Monday, November 19, 2012
10-Gigabit Ethernet (10GBASE-T)
10-Gigabit Ethernet (10GBASE-T), being standardized in IEEE 802.3a, is a telecommunication technology that offers data speeds up to 10 billion bits per second. Built on the Ethernet technology used in most of today's local area networks (LANs), 10-Gigabit Ethernet is described as a "disruptive" technology that offers a more efficient and less expensive approach to moving data on backbone connections between networks while also providing a consistent technology end-to-end. Using optical fiber, 10-Gigabit Ethernet can replace existing networks that use ATM switches and SONET multiplexers on an OC-48 SONET ring with a simpler network of 10-Gigabit Ethernet switches and at the same time improve the data rate from 2.5 Gbps to 10 Gbps.
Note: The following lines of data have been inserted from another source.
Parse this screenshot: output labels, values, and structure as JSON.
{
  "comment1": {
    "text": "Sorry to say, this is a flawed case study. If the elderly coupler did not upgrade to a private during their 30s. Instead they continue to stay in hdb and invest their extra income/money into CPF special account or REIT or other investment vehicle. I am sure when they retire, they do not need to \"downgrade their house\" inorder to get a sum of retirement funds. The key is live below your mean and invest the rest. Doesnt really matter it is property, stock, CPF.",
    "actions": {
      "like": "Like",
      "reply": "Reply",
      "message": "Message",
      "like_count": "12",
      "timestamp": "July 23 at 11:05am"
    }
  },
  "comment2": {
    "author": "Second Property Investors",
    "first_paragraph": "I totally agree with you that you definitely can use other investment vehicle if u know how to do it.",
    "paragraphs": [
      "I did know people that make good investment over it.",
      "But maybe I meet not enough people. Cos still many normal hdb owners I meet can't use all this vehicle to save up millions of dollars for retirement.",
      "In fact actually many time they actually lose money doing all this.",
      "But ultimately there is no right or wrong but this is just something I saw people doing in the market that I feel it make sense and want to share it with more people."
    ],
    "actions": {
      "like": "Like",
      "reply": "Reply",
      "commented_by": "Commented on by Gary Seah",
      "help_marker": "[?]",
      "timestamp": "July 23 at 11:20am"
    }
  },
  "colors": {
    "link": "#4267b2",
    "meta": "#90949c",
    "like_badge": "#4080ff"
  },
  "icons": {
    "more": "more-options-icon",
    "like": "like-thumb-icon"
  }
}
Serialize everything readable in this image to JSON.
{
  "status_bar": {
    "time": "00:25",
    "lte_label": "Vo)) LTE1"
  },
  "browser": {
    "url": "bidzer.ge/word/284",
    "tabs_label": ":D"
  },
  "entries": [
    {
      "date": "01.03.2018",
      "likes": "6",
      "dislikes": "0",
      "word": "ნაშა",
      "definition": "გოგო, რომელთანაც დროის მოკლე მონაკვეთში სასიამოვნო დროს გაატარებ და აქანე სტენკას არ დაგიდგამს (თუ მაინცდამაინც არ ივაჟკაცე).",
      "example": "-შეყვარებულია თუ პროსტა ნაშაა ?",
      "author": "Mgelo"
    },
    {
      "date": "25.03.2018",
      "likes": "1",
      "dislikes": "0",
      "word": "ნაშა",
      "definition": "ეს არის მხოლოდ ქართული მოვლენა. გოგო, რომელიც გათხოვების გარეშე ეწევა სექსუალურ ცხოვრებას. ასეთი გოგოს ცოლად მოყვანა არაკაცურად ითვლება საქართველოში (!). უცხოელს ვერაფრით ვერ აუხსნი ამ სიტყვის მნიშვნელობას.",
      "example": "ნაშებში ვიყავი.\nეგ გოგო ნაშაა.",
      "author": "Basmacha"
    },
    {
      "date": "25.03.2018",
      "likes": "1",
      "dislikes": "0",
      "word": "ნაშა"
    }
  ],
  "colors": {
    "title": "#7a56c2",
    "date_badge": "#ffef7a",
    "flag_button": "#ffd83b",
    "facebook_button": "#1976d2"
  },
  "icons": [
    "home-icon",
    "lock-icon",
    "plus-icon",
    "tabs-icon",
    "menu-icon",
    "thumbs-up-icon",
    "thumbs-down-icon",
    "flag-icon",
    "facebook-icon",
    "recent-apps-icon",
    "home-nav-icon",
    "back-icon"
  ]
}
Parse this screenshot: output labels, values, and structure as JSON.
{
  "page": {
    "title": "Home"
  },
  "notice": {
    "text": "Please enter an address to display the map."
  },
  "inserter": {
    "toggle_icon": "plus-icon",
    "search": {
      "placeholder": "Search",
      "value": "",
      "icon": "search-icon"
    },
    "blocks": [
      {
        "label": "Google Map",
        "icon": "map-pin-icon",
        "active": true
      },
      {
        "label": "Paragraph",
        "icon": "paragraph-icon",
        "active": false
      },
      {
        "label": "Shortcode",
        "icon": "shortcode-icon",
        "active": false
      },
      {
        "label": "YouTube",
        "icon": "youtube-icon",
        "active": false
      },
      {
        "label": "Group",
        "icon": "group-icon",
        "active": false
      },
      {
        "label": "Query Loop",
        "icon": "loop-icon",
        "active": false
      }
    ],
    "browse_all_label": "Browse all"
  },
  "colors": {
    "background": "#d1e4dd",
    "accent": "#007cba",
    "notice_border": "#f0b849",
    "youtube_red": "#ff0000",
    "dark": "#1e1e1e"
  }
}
10-Gigabit Ethernet is expected to be used to interconnect local area networks (LANs), wide area networks (WANs), and metropolitan area networks (MANs). 10-Gigabit Ethernet uses the familiar IEEE 802.3 Ethernet media access control (MAC) protocol and its frame format and size. Like Fast Ethernet and Gigabit Ethernet, 10-Gigabit Ethernet uses full-duplex transmission, which makes possible a considerable distance range. On multimode fiber, 10-Gigabit Ethernet will support distances up to 300 meters; on single mode fiber, it will support distances up to 40 kilometers. Smaller Gigabit Ethernet networks can feed into a 10-Gigabit Ethernet network.